Alan Calder opens with a few pages of history - you can never go wrong by doing that - then sensibly takes us through definitions and terms, before going through the nuts and bolts of the regulation. Some of the parts we may have come across in the mainstream media already, such as 'the right to be forgotten' - strictly speaking, the right to erasure of your data. Other parts we may be on nodding terms with from complying with data protection already, such as processing and retention of data, the rights of the data subject, and the data controller.

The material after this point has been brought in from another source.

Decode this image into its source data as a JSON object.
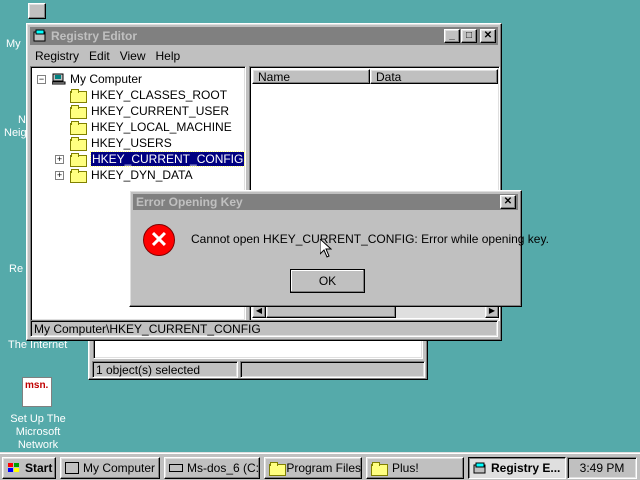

Having done that, he takes us to the part businesses and indeed anyone handling data needs to know about; complying with the regulation.

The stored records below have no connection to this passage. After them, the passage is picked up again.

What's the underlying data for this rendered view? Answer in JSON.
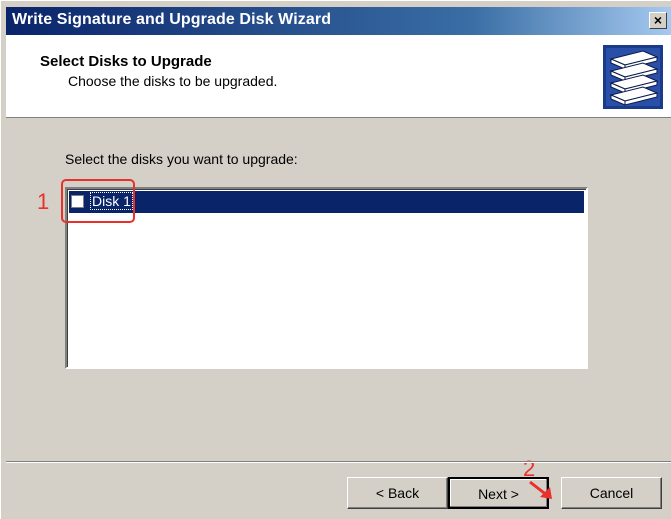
{
  "window": {
    "title": "Write Signature and Upgrade Disk Wizard",
    "close_glyph": "×"
  },
  "header": {
    "title": "Select Disks to Upgrade",
    "subtitle": "Choose the disks to be upgraded.",
    "icon": "disk-stack-icon"
  },
  "main": {
    "instruction": "Select the disks you want to upgrade:",
    "disks": [
      {
        "label": "Disk 1",
        "checked": false,
        "selected": true
      }
    ]
  },
  "annotations": {
    "step1": "1",
    "step2": "2",
    "color": "#e8312a"
  },
  "buttons": {
    "back": "< Back",
    "next": "Next >",
    "cancel": "Cancel"
  },
  "colors": {
    "title_bar": "#0a246a",
    "selection": "#0a246a",
    "dialog_bg": "#d4d0c8"
  }
}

Calder notes that after the dismantling of the 'Safe Harbor Framework' between the EU and the United States in 2015, we are in 'something of a vacuum', as the new agreement between those blocs, the EU-US Privacy Shield, has not come into effect yet.

Remember, the author points out, that you must be compliant by the time the regulation comes into force, in May 2018; as he puts it, it would be a real shame if you were one of the first organisations hit with an 'administrative penalty' under the regulation; and that fine could be up to 20 million euros, or 4pc of your global annual turnover, whichever is greater. Understand your obligations and exposure, the guide advises; and if you have concerns, consult a legal expert. Nor should you forget PCI DSS about data security for credit card information, if you are a retailer or otherwise handling such data.

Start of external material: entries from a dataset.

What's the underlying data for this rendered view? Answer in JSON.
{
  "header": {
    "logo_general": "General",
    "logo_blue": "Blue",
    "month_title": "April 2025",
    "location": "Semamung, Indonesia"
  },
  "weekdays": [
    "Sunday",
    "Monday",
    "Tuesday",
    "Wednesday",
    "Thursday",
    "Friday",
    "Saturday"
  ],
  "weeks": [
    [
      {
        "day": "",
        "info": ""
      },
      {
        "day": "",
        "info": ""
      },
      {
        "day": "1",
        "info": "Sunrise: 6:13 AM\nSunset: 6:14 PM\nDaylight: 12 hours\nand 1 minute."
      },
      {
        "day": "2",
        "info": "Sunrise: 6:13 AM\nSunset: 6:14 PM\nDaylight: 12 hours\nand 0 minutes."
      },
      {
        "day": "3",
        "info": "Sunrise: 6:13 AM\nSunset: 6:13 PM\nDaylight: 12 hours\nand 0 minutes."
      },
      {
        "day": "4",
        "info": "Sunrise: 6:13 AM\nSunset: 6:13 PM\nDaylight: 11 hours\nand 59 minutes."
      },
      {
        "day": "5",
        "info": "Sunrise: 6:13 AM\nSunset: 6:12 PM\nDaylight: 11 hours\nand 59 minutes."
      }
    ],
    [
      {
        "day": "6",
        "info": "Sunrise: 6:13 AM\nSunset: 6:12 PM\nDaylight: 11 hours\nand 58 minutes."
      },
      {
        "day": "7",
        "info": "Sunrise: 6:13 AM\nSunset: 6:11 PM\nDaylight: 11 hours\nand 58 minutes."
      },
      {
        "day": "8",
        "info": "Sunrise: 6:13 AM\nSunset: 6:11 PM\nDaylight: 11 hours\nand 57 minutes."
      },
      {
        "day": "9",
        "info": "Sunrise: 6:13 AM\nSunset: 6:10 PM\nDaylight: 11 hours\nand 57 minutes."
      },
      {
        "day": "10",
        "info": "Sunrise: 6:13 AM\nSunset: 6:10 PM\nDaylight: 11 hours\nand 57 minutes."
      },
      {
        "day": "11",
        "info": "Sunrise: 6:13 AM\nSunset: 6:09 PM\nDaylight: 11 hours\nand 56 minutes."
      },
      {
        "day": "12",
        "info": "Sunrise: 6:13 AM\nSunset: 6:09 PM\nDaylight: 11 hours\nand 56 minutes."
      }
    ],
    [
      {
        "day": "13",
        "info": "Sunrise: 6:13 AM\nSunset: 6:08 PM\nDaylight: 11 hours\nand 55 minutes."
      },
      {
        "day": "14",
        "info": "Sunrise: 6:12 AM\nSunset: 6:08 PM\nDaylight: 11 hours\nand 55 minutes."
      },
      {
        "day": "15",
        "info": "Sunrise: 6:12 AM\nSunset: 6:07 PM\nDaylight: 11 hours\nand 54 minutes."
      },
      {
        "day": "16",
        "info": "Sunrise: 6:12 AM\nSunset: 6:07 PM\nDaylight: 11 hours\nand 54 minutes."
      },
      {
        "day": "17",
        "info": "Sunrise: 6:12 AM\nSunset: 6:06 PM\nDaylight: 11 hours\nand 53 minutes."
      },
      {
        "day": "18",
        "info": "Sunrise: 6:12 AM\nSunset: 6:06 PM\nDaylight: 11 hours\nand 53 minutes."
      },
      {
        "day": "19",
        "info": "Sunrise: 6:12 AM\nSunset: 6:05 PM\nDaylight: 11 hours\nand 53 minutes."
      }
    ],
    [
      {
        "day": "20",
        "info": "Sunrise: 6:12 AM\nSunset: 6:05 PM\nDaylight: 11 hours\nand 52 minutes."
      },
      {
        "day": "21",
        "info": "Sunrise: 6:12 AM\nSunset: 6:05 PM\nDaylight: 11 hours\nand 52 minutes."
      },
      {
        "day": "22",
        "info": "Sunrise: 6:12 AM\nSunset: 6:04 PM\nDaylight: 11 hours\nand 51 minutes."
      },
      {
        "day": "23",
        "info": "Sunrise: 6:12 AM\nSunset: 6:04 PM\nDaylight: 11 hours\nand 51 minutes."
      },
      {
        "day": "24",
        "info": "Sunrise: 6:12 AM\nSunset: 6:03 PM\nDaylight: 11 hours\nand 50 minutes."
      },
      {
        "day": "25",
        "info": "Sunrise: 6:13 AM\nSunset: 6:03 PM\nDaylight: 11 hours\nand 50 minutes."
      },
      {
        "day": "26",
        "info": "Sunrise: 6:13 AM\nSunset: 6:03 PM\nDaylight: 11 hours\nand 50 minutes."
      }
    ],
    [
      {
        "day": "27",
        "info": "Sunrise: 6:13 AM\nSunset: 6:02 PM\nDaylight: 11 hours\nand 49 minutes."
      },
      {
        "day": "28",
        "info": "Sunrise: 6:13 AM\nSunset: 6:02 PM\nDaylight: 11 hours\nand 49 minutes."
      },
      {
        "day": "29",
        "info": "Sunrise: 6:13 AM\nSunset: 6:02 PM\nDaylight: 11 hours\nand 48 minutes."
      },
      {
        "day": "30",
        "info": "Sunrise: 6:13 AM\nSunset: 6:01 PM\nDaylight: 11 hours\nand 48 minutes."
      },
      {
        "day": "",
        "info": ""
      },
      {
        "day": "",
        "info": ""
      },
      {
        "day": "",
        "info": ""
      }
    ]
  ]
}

You should understand for instance what constitutes personal data - photographs, if they can identify someone, are personal data. And where is that data, physically? You may say, the cloud, but where is your cloud supplier based? As the book advises, review contracts with third parties; your procurement, and outsourcing. To leave the book for a moment, Professional Security in its January 2017 print issue featured Microsoft, which is hosting through its Azure service body camera data from the Metropolitan Police, by the thousands of body cams, in UK data centres; the IT firm is making much of its UK bases, no doubt with this upcoming regulation in mind.

To return to the book. It reminds you that 'the regulation requires quite a bit of documentation'; as so often, it's one thing to comply, it's another to show that you comply (and not having the records, or rather not being able to find them, has led at least one UK organisation to come a cropper big time with the UK's data protection regulator, the ICO). Calder suggests that an information security management system on the ISO 27001 lines should be the starting point; a risk-based approach. Identify risk, implement appropriate controls (whether technical, physical, or in the set-up of your organisation). The point there is that 27001 like related ISO standards is a process, that you test, and review; which is handy as the risks and cyber-threats evolve; so can you assess, and evolve too, to keep on complying.

About the author

Alan Calder, the founder and executive chairman of IT Governance Ltd, is an author of many books on information security and IT governance issues. For example, he co-wrote the compliance guide IT Governance: An International Guide to Data Security and ISO27001/ISO27002, which is the basis for the Open University’s postgraduate course on information security.